Goldberg Jones is thrilled to welcome Nathan Gibbs to our team of talented family law attorneys. Nathan joins the team as a fierce litigator and an unwavering advocate for men’s and fathers’ rights. A father himself, he understands the need to protect the relationship between dads and kids.
Nathan is an experienced prosecutor that approaches his Seattle divorce and child custody cases with dedication and meticulous preparation. Nathan applies his experience by carefully assessing each case and creating a strategy that employs the best tactics for the given set of circumstances. For some cases this can mean mediation and careful negotiation; for other cases it can mean trial. No stranger to the courtroom, Nathan is committed to producing meaningful results for his clients.
With a legal practice that can be described as flexible and adaptive, Nathan works with every client to understand and achieve their goals. His compassion is evident in the way he treats his clients with respect and personalized attention.
Managing attorney, Ken Alan, commented. “Nathan’s experience as a prosecutor has made him a sharp negotiator that is comfortable in the courtroom. Nathan understands that family law is about helping people through a difficult time. It is obvious that he really cares about his clients.”
When he isn’t in the office or the courtroom, Nathan enjoys spending time with his family, sharpening his grill-master skills, and honing his drawing and painting talents.
The first call came from a listener worried about his custody case and curious about how long he will have to pay support. He also inquired if the support will be calculated based on what his ex thinks he earns, and if he'll have continue to pay that support after the child turns 18.
Rick shared that in Washington State, it isn't unusual to extend support beyond the age of 18. This extended support is called “post secondary support” and can last through a college education. Post secondary support is commonplace and has become even more typical over the past 10 years.

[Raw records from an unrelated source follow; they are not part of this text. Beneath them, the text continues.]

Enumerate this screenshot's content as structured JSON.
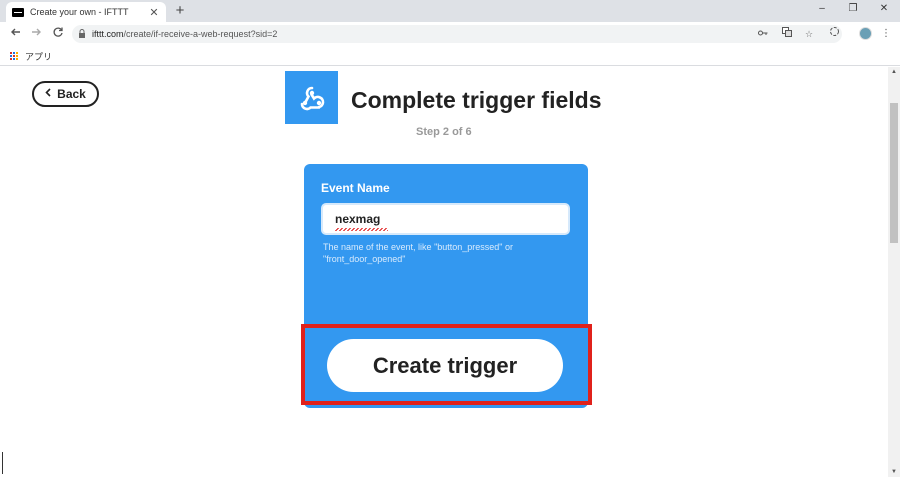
{
  "browser": {
    "tab": {
      "title": "Create your own - IFTTT",
      "close_glyph": "✕"
    },
    "new_tab_glyph": "+",
    "window_controls": [
      "–",
      "❐",
      "✕"
    ],
    "url": {
      "host": "ifttt.com",
      "path": "/create/if-receive-a-web-request?sid=2"
    },
    "bookmarks": {
      "apps_label": "アプリ"
    }
  },
  "page": {
    "back_label": "Back",
    "back_glyph": "‹",
    "heading": "Complete trigger fields",
    "step": "Step 2 of 6",
    "service_icon": "webhooks-icon",
    "form": {
      "field_label": "Event Name",
      "field_value": "nexmag",
      "helper_text": "The name of the event, like \"button_pressed\" or \"front_door_opened\"",
      "submit_label": "Create trigger"
    }
  },
  "colors": {
    "card_blue": "#3398f0",
    "highlight_red": "#e0211b"
  }
}
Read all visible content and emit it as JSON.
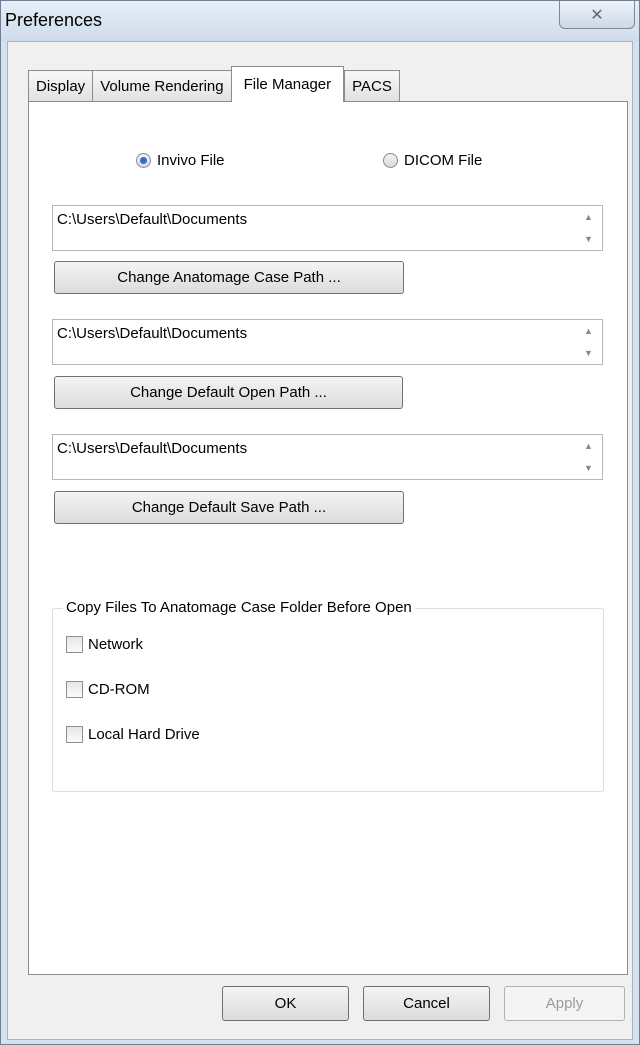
{
  "window": {
    "title": "Preferences",
    "close_glyph": "✕"
  },
  "tabs": [
    {
      "label": "Display"
    },
    {
      "label": "Volume Rendering"
    },
    {
      "label": "File Manager"
    },
    {
      "label": "PACS"
    }
  ],
  "active_tab": "File Manager",
  "file_type": {
    "options": [
      {
        "label": "Invivo File",
        "selected": true
      },
      {
        "label": "DICOM File",
        "selected": false
      }
    ]
  },
  "paths": {
    "case_path": "C:\\Users\\Default\\Documents",
    "open_path": "C:\\Users\\Default\\Documents",
    "save_path": "C:\\Users\\Default\\Documents"
  },
  "buttons": {
    "change_case": "Change Anatomage Case Path ...",
    "change_open": "Change Default Open Path ...",
    "change_save": "Change Default Save Path ..."
  },
  "copy_group": {
    "legend": "Copy Files To Anatomage Case Folder Before Open",
    "items": [
      {
        "label": "Network",
        "checked": false
      },
      {
        "label": "CD-ROM",
        "checked": false
      },
      {
        "label": "Local Hard Drive",
        "checked": false
      }
    ]
  },
  "footer": {
    "ok": "OK",
    "cancel": "Cancel",
    "apply": "Apply",
    "apply_enabled": false
  },
  "icons": {
    "scroll_up": "▲",
    "scroll_down": "▼"
  }
}
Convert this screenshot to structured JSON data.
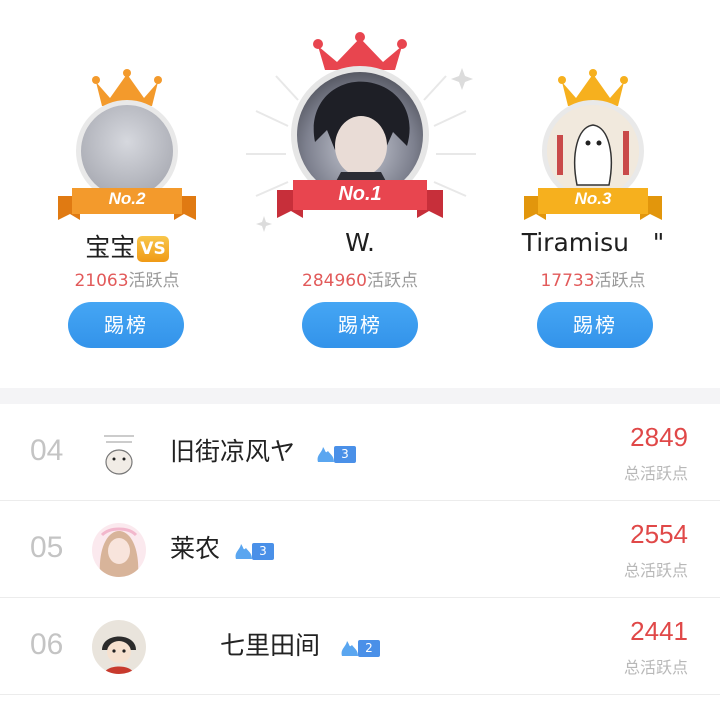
{
  "top3": [
    {
      "rank_label": "No.2",
      "name": "宝宝",
      "badge": "VS",
      "score": "21063",
      "score_suffix": "活跃点",
      "button": "踢榜"
    },
    {
      "rank_label": "No.1",
      "name": "W.",
      "score": "284960",
      "score_suffix": "活跃点",
      "button": "踢榜"
    },
    {
      "rank_label": "No.3",
      "name": "Tiramisu   \"",
      "score": "17733",
      "score_suffix": "活跃点",
      "button": "踢榜"
    }
  ],
  "list": [
    {
      "rank": "04",
      "name": "旧街凉风ヤ",
      "level": "3",
      "score": "2849",
      "score_label": "总活跃点"
    },
    {
      "rank": "05",
      "name": "莱农",
      "level": "3",
      "score": "2554",
      "score_label": "总活跃点"
    },
    {
      "rank": "06",
      "name": "七里田间",
      "level": "2",
      "score": "2441",
      "score_label": "总活跃点"
    }
  ],
  "colors": {
    "accent_blue": "#3a99ee",
    "score_red": "#e04848",
    "gold": "#f6b01e",
    "orange": "#f39a2c",
    "red": "#e8454f"
  }
}
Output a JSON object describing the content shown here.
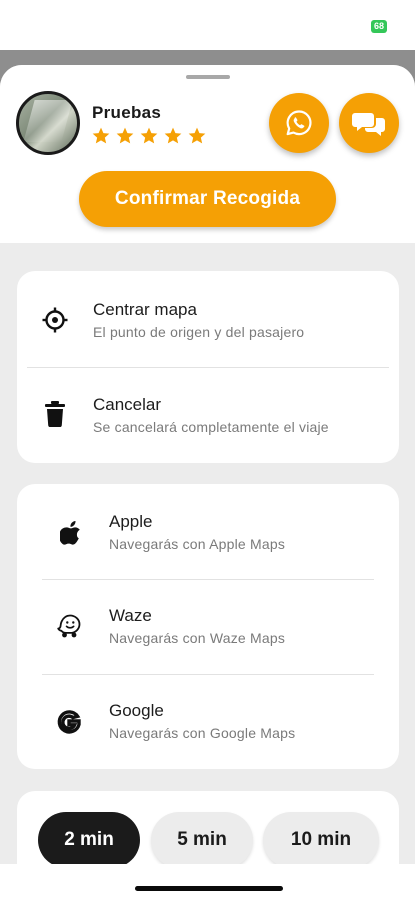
{
  "status_bar": {
    "battery_text": "68"
  },
  "driver": {
    "name": "Pruebas",
    "rating": 5,
    "rating_max": 5
  },
  "actions": {
    "whatsapp_icon": "whatsapp-icon",
    "chat_icon": "chat-bubbles-icon",
    "confirm_label": "Confirmar Recogida"
  },
  "options": [
    {
      "icon": "crosshair-icon",
      "title": "Centrar mapa",
      "subtitle": "El punto de origen y del pasajero"
    },
    {
      "icon": "trash-icon",
      "title": "Cancelar",
      "subtitle": "Se cancelará completamente el viaje"
    }
  ],
  "navigation": [
    {
      "icon": "apple-icon",
      "title": "Apple",
      "subtitle": "Navegarás con Apple Maps"
    },
    {
      "icon": "waze-icon",
      "title": "Waze",
      "subtitle": "Navegarás con Waze Maps"
    },
    {
      "icon": "google-icon",
      "title": "Google",
      "subtitle": "Navegarás con Google Maps"
    }
  ],
  "time_options": [
    {
      "label": "2 min",
      "selected": true
    },
    {
      "label": "5 min",
      "selected": false
    },
    {
      "label": "10 min",
      "selected": false
    }
  ],
  "colors": {
    "accent": "#f5a005",
    "selected_chip": "#1b1b1b",
    "sheet_background": "#ececec"
  }
}
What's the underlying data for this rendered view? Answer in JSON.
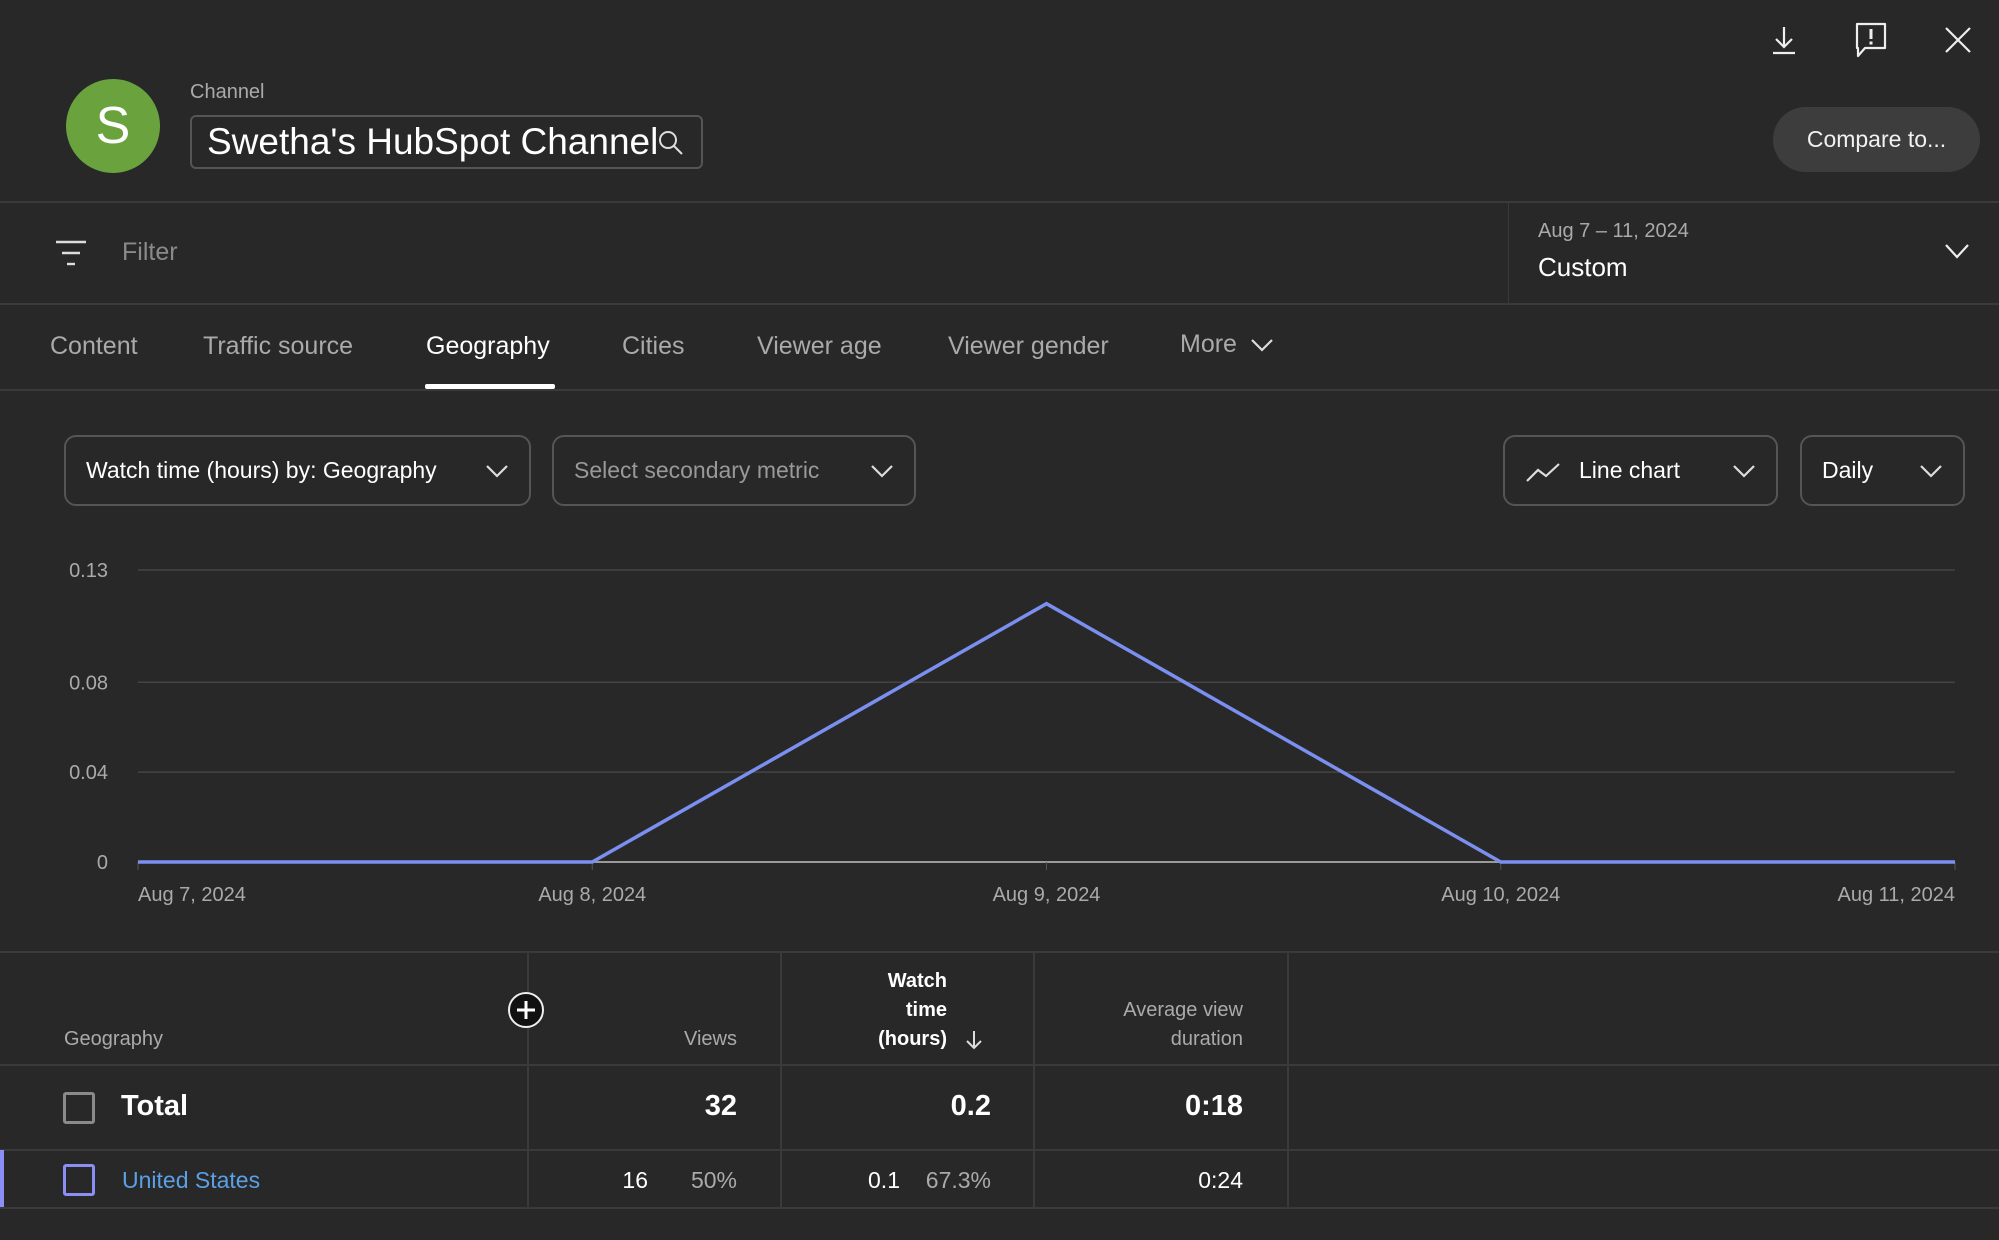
{
  "header": {
    "avatar_letter": "S",
    "avatar_color": "#6aa33d",
    "channel_label": "Channel",
    "channel_name": "Swetha's HubSpot Channel",
    "compare_button": "Compare to...",
    "icons": [
      "download-icon",
      "feedback-icon",
      "close-icon"
    ]
  },
  "filter": {
    "placeholder": "Filter",
    "date_range": "Aug 7 – 11, 2024",
    "date_preset": "Custom"
  },
  "tabs": [
    {
      "label": "Content",
      "active": false
    },
    {
      "label": "Traffic source",
      "active": false
    },
    {
      "label": "Geography",
      "active": true
    },
    {
      "label": "Cities",
      "active": false
    },
    {
      "label": "Viewer age",
      "active": false
    },
    {
      "label": "Viewer gender",
      "active": false
    },
    {
      "label": "More",
      "active": false
    }
  ],
  "controls": {
    "primary_metric": "Watch time (hours) by: Geography",
    "secondary_metric_placeholder": "Select secondary metric",
    "chart_type": "Line chart",
    "granularity": "Daily"
  },
  "chart_data": {
    "type": "line",
    "title": "",
    "xlabel": "",
    "ylabel": "Watch time (hours)",
    "x": [
      "Aug 7, 2024",
      "Aug 8, 2024",
      "Aug 9, 2024",
      "Aug 10, 2024",
      "Aug 11, 2024"
    ],
    "series": [
      {
        "name": "United States",
        "color": "#7b8ff0",
        "values": [
          0,
          0,
          0.115,
          0,
          0
        ]
      }
    ],
    "yticks": [
      0,
      0.04,
      0.08,
      0.13
    ],
    "ytick_labels": [
      "0",
      "0.04",
      "0.08",
      "0.13"
    ],
    "ylim": [
      0,
      0.13
    ],
    "grid": true,
    "legend": "none"
  },
  "table": {
    "columns": {
      "geography": "Geography",
      "views": "Views",
      "watch_time_lines": [
        "Watch",
        "time",
        "(hours)"
      ],
      "avg_duration_lines": [
        "Average view",
        "duration"
      ]
    },
    "sort_indicator": "arrow-down-icon",
    "total": {
      "label": "Total",
      "views": "32",
      "watch_time": "0.2",
      "avg_duration": "0:18"
    },
    "rows": [
      {
        "geography": "United States",
        "views": "16",
        "views_pct": "50%",
        "watch_time": "0.1",
        "watch_time_pct": "67.3%",
        "avg_duration": "0:24"
      }
    ]
  }
}
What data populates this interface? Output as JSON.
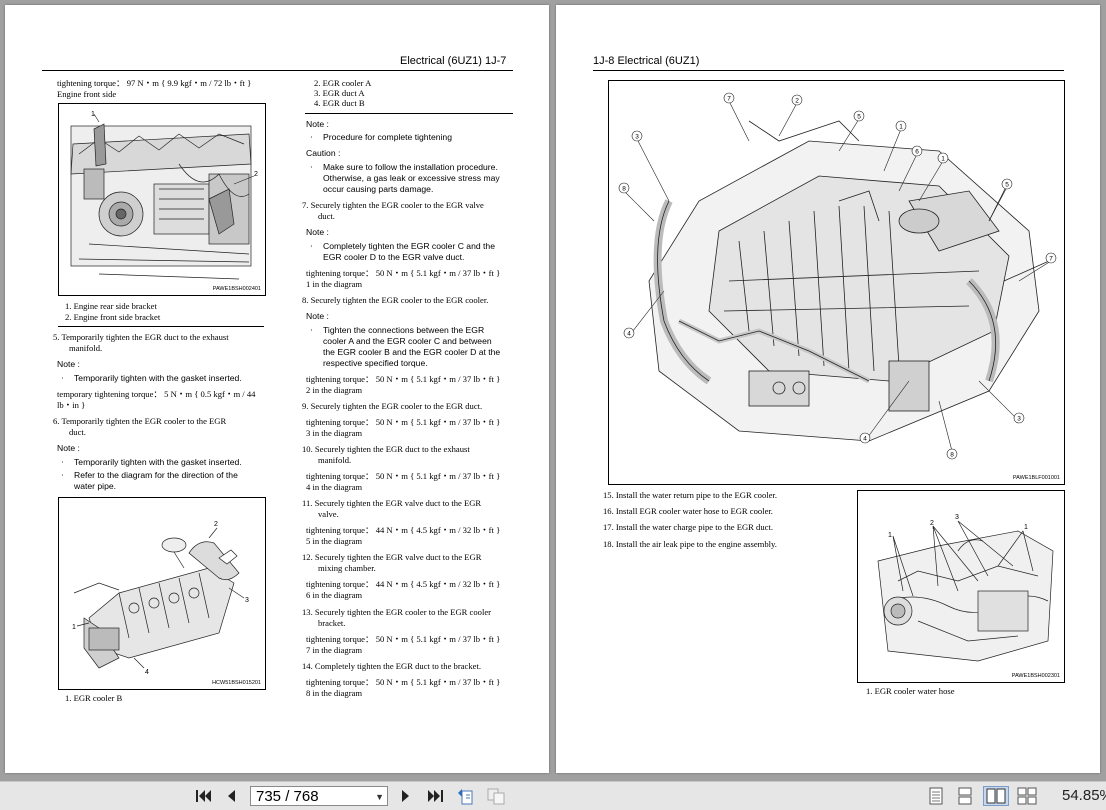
{
  "left_page": {
    "header": "Electrical (6UZ1)   1J-7",
    "col1": {
      "torque_top": "tightening torque： 97 N・m { 9.9 kgf・m / 72 lb・ft }",
      "engine_front_side": "Engine front side",
      "fig1_code": "PAWE1BSH002401",
      "fig1_items": [
        "1.   Engine rear side bracket",
        "2.   Engine front side bracket"
      ],
      "step5": "5.   Temporarily tighten the EGR duct to the exhaust",
      "step5b": "manifold.",
      "note_label": "Note :",
      "note5": "Temporarily tighten with the gasket inserted.",
      "temp_torque_a": "temporary tightening torque： 5 N・m { 0.5 kgf・m / 44",
      "temp_torque_b": "lb・in }",
      "step6": "6.   Temporarily tighten the EGR cooler to the EGR",
      "step6b": "duct.",
      "note6a": "Temporarily tighten with the gasket inserted.",
      "note6b": "Refer to the diagram for the direction of the",
      "note6c": "water pipe.",
      "fig2_code": "HCW51BSH015201",
      "fig2_item": "1.   EGR cooler B"
    },
    "col2": {
      "items": [
        "2.   EGR cooler A",
        "3.   EGR duct A",
        "4.   EGR duct B"
      ],
      "note_label": "Note :",
      "note_a": "Procedure for complete tightening",
      "caution_label": "Caution :",
      "caution_1": "Make sure to follow the installation procedure.",
      "caution_2": "Otherwise, a gas leak or excessive stress may",
      "caution_3": "occur causing parts damage.",
      "step7": "7.   Securely tighten the EGR cooler to the EGR valve",
      "step7b": "duct.",
      "note7_1": "Completely tighten the EGR cooler C and the",
      "note7_2": "EGR cooler D to the EGR valve duct.",
      "t1": "tightening torque： 50 N・m { 5.1 kgf・m / 37 lb・ft }",
      "t1b": "1 in the diagram",
      "step8": "8.   Securely tighten the EGR cooler to the EGR cooler.",
      "note8_1": "Tighten the connections between the EGR",
      "note8_2": "cooler A and the EGR cooler C and between",
      "note8_3": "the EGR cooler B and the EGR cooler D at the",
      "note8_4": "respective specified torque.",
      "t2": "tightening torque： 50 N・m { 5.1 kgf・m / 37 lb・ft }",
      "t2b": "2 in the diagram",
      "step9": "9.   Securely tighten the EGR cooler to the EGR duct.",
      "t3": "tightening torque： 50 N・m { 5.1 kgf・m / 37 lb・ft }",
      "t3b": "3 in the diagram",
      "step10": "10.  Securely tighten the EGR duct to the exhaust",
      "step10b": "manifold.",
      "t4": "tightening torque： 50 N・m { 5.1 kgf・m / 37 lb・ft }",
      "t4b": "4 in the diagram",
      "step11": "11.  Securely tighten the EGR valve duct to the EGR",
      "step11b": "valve.",
      "t5": "tightening torque： 44 N・m { 4.5 kgf・m / 32 lb・ft }",
      "t5b": "5 in the diagram",
      "step12": "12.  Securely tighten the EGR valve duct to the EGR",
      "step12b": "mixing chamber.",
      "t6": "tightening torque： 44 N・m { 4.5 kgf・m / 32 lb・ft }",
      "t6b": "6 in the diagram",
      "step13": "13.  Securely tighten the EGR cooler to the EGR cooler",
      "step13b": "bracket.",
      "t7": "tightening torque： 50 N・m { 5.1 kgf・m / 37 lb・ft }",
      "t7b": "7 in the diagram",
      "step14": "14.  Completely tighten the EGR duct to the bracket.",
      "t8": "tightening torque： 50 N・m { 5.1 kgf・m / 37 lb・ft }",
      "t8b": "8 in the diagram"
    }
  },
  "right_page": {
    "header": "1J-8   Electrical (6UZ1)",
    "fig_main_code": "PAWE1BLF001001",
    "steps": [
      "15.  Install the water return pipe to the EGR cooler.",
      "16.  Install EGR cooler water hose to EGR cooler.",
      "17.  Install the water charge pipe to the EGR duct.",
      "18.  Install the air leak pipe to the engine assembly."
    ],
    "fig_small_code": "PAWE1BSH002301",
    "fig_small_item": "1.   EGR cooler water hose"
  },
  "toolbar": {
    "page_indicator": "735 / 768",
    "zoom": "54.85%"
  }
}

Rick addressed the caller’s concern regarding the calculation of support by asking a few questions. Rick quickly established that the caller was employed full time and that the ex’s request for support calculated at a higher wage wasn’t something the caller should be concerned about. Setting the caller’s mind at ease, Rick cited that as long as the caller is working full time and getting paid full time, it is unlikely that a court would impose a higher standard of support.
The next question came from a military serviceman trying to finalize his divorce. The caller is getting ready to retire from military duty and plans to relocate to pursue better employment opportunities. The caller asked Rick for advice about his relocation given the legal circumstances in his divorce case.
Rick informed the caller that Washington State courts are fairly liberal in custody relocation situations as long as there is a facially valid reason to relocate. The caller’s circumstances would most likely meet the requirement because job opportunities are more abundant in the area he is planning on relocating.
Often time additional issues will arise in military divorce and custody cases. If you are serving in the military and have family law questions, we strongly urge you to contact us directly so we can provide you detailed information regarding your particular circumstances.
You can hear Rick’s advice for all of the callers in the clip below. And, if you have a question about divorce, family law, or custody, call our office. We will always answer your questions over the phone at no charge and no obligation.